Cabdrivers asked the D.C. Taxicab Commission yesterday to consider raising fares in 25 percent increments for each zone traveled to cover rising gasoline prices and the higher cost of living.

The drivers testified at a public hearing, responding to the commission's proposed 10 percent increase for each zone. In September, the commission ordered an emergency 25-cent surcharge that began Oct. 10 and will last at least 90 days.

Under the drivers' plan, the cost of traveling from one zone to the next would increase 25 percent. If a passenger traveled into a third zone, the 25 percent increase would be calculated on the already-increased fare, so that the fare would rise geometrically for each additional zone.

For example, the cost of traveling from Zone 1 to Zone 2 would rise from $3.60 to $4.50, and the charge for going across all eight zones would increase from $8.90 to $14.35.

The drivers who favored the incremental increase said current rates do not cover the price of gasoline, which has risen almost 17 cents a gallon since Aug. 1.

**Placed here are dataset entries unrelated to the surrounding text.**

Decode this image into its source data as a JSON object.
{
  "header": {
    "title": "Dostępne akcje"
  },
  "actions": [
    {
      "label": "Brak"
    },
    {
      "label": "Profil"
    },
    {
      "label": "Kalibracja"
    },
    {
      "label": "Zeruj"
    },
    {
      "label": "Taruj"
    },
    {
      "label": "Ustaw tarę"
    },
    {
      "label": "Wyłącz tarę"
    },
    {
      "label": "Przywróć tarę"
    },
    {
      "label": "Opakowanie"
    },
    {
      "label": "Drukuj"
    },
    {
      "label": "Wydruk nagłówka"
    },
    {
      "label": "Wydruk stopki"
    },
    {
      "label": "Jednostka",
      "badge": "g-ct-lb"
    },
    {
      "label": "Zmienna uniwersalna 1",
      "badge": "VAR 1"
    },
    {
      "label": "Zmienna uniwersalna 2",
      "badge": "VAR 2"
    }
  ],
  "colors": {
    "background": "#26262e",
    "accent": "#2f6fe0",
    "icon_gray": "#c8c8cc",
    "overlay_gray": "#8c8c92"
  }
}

Other cabbies argued that such an incremental increase would be exorbitant and suggested that a flat 10 percent increase be combined with higher rates for group fares, personal services and waiting time, among other things. Those drivers fear that 25 percent increases would cause a significant drop in business.